=== Section Start ===

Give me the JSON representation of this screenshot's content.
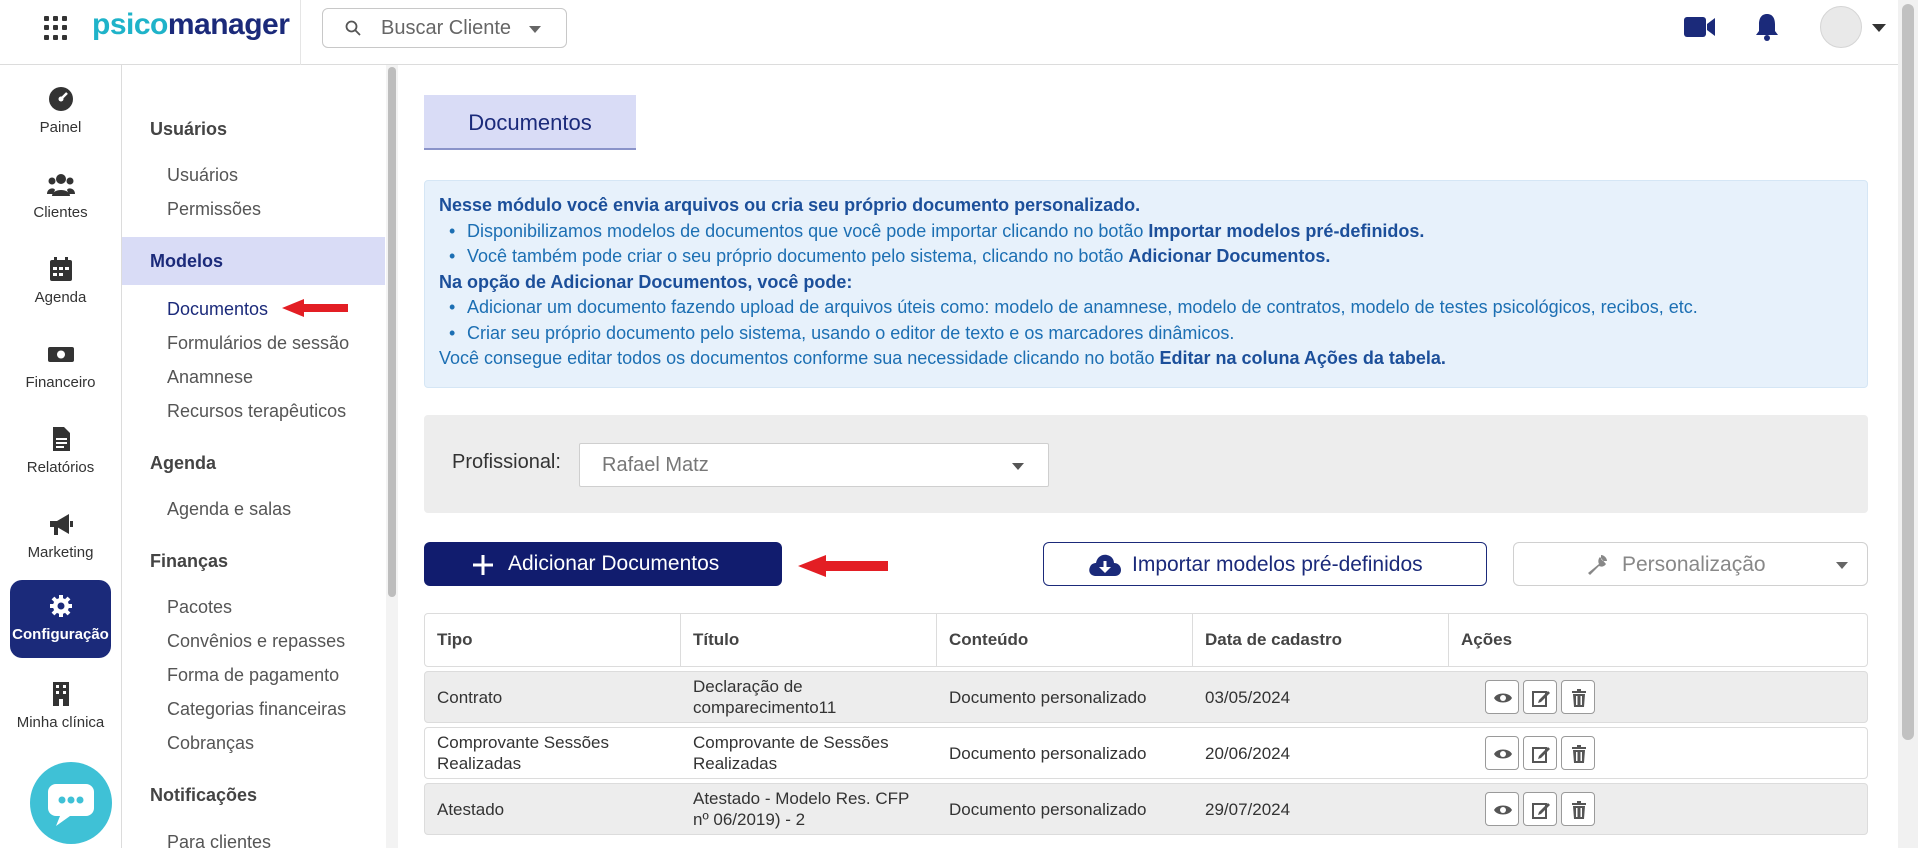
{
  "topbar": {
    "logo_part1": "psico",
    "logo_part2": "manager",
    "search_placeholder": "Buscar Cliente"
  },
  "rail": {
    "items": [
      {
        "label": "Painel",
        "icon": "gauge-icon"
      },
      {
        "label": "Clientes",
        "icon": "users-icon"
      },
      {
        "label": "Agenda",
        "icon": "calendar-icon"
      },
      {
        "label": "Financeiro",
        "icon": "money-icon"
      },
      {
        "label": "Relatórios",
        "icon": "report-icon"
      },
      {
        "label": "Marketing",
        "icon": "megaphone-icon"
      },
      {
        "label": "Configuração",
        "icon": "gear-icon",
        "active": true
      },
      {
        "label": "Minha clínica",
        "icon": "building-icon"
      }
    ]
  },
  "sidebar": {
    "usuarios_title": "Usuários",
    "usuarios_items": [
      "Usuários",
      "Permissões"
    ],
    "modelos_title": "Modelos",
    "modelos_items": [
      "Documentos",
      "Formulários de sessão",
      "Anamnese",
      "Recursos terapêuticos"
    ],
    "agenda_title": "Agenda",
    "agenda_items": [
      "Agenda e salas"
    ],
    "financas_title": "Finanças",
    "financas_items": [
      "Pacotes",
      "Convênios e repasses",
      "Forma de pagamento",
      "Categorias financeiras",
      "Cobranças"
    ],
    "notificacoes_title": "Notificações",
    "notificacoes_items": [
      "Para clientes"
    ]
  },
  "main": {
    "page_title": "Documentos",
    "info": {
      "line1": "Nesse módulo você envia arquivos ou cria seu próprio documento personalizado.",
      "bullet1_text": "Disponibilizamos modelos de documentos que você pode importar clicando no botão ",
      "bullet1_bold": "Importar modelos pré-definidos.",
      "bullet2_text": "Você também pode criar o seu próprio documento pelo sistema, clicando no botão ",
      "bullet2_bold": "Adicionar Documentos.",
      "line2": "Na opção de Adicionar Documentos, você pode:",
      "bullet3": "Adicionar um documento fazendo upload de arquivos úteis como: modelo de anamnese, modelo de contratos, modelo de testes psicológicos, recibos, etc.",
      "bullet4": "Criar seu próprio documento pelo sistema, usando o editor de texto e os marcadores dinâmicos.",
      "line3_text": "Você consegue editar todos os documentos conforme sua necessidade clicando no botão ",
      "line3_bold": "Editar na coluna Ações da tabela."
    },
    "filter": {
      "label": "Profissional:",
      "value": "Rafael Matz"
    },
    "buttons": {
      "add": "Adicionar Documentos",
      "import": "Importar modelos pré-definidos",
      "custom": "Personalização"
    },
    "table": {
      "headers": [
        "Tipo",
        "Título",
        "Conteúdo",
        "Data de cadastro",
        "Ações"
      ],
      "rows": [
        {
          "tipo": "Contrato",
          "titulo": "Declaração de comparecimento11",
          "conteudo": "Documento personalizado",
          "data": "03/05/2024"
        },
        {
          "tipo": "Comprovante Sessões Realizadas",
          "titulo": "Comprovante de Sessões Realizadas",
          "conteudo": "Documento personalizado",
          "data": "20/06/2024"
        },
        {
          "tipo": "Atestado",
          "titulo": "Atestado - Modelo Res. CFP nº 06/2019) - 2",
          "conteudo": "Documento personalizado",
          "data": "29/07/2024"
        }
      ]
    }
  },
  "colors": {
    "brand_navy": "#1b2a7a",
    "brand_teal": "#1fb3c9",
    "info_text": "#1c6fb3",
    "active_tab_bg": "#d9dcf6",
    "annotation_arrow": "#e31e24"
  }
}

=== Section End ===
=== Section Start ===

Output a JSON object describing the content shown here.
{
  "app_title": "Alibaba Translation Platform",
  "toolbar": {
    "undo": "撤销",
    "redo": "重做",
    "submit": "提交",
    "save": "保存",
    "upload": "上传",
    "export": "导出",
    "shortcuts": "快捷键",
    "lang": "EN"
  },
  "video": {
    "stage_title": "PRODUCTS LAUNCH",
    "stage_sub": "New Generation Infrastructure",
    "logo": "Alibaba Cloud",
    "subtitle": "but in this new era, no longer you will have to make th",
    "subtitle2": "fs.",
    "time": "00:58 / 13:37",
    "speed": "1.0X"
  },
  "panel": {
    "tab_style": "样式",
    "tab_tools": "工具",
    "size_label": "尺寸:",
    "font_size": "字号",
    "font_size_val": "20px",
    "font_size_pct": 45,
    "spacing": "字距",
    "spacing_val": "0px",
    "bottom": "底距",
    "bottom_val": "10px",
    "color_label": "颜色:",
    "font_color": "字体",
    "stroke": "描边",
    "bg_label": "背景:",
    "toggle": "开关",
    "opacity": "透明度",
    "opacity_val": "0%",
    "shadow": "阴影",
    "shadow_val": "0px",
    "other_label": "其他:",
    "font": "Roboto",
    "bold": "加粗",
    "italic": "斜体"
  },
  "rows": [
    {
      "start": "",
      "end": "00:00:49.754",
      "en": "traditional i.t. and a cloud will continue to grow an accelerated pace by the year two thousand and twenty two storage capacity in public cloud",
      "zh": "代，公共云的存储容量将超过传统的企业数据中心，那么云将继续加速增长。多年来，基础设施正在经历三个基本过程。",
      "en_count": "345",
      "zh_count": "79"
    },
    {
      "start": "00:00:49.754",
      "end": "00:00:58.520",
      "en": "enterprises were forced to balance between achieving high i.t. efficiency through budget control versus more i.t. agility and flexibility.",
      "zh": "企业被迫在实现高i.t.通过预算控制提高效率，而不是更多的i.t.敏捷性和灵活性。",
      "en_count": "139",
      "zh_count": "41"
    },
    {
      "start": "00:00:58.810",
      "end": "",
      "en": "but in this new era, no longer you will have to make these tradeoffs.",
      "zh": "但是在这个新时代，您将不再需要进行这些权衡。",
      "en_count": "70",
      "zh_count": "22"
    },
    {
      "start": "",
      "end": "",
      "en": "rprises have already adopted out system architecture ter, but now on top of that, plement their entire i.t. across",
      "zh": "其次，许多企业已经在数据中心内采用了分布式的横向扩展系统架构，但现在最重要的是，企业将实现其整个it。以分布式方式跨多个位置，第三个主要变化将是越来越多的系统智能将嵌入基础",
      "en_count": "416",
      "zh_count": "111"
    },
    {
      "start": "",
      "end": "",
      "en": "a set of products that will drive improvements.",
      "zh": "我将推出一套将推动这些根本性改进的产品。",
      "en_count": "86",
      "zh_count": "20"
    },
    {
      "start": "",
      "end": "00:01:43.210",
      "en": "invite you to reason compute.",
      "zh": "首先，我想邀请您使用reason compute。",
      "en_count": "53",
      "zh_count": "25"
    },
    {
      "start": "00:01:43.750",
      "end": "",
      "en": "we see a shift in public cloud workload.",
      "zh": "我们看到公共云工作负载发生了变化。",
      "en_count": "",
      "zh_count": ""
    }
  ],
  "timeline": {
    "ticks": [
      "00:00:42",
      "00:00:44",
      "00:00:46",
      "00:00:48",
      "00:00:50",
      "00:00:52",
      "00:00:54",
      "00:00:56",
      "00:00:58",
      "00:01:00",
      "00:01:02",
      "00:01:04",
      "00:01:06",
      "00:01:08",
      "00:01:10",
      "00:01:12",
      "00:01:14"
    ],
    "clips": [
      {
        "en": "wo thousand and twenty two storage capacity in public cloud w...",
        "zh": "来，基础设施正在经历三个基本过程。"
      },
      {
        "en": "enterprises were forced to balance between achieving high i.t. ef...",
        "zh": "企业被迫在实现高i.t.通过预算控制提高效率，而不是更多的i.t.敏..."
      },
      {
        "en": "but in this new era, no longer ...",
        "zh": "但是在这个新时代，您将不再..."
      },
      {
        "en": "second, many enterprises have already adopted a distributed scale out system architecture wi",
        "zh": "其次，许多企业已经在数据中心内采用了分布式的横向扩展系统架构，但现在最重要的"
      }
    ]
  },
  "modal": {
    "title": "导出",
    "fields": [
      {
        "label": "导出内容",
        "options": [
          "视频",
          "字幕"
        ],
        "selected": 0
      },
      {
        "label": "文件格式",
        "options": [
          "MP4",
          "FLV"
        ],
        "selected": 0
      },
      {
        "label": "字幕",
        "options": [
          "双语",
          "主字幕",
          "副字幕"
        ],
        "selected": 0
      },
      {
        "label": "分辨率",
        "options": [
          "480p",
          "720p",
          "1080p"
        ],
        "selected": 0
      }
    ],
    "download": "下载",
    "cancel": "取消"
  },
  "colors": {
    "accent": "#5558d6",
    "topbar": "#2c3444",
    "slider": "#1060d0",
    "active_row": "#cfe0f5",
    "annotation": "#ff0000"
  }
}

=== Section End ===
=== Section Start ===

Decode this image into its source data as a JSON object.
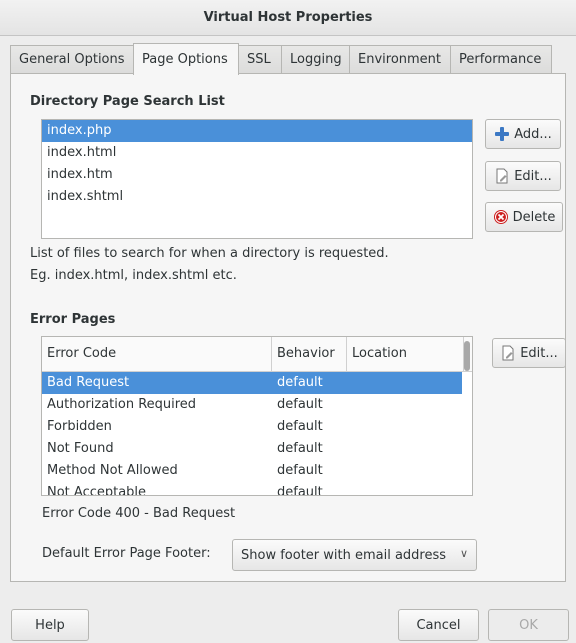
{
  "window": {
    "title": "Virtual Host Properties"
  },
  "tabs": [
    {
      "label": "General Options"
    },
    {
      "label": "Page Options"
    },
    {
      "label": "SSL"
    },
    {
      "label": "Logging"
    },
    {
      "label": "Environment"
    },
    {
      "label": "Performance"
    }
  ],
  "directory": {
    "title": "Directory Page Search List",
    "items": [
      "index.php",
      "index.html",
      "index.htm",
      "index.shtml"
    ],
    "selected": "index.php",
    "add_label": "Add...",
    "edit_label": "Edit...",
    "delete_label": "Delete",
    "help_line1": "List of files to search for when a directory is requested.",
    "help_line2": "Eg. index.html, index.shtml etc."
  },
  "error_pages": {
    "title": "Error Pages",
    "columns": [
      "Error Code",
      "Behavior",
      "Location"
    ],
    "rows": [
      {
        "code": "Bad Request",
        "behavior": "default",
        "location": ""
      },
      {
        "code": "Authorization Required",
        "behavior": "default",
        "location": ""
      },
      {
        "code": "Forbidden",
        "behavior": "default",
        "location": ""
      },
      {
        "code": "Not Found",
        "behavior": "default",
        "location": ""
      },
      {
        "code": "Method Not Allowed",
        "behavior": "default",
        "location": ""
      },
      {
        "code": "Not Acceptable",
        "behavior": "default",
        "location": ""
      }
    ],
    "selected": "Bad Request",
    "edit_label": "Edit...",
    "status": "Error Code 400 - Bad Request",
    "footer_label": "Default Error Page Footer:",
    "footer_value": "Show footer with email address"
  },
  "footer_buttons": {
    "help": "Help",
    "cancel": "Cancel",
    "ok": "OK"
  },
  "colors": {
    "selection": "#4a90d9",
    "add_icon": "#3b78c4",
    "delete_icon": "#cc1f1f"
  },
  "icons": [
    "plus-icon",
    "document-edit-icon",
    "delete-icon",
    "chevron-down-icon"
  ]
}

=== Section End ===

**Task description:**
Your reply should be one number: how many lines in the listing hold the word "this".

**Written solution:**
5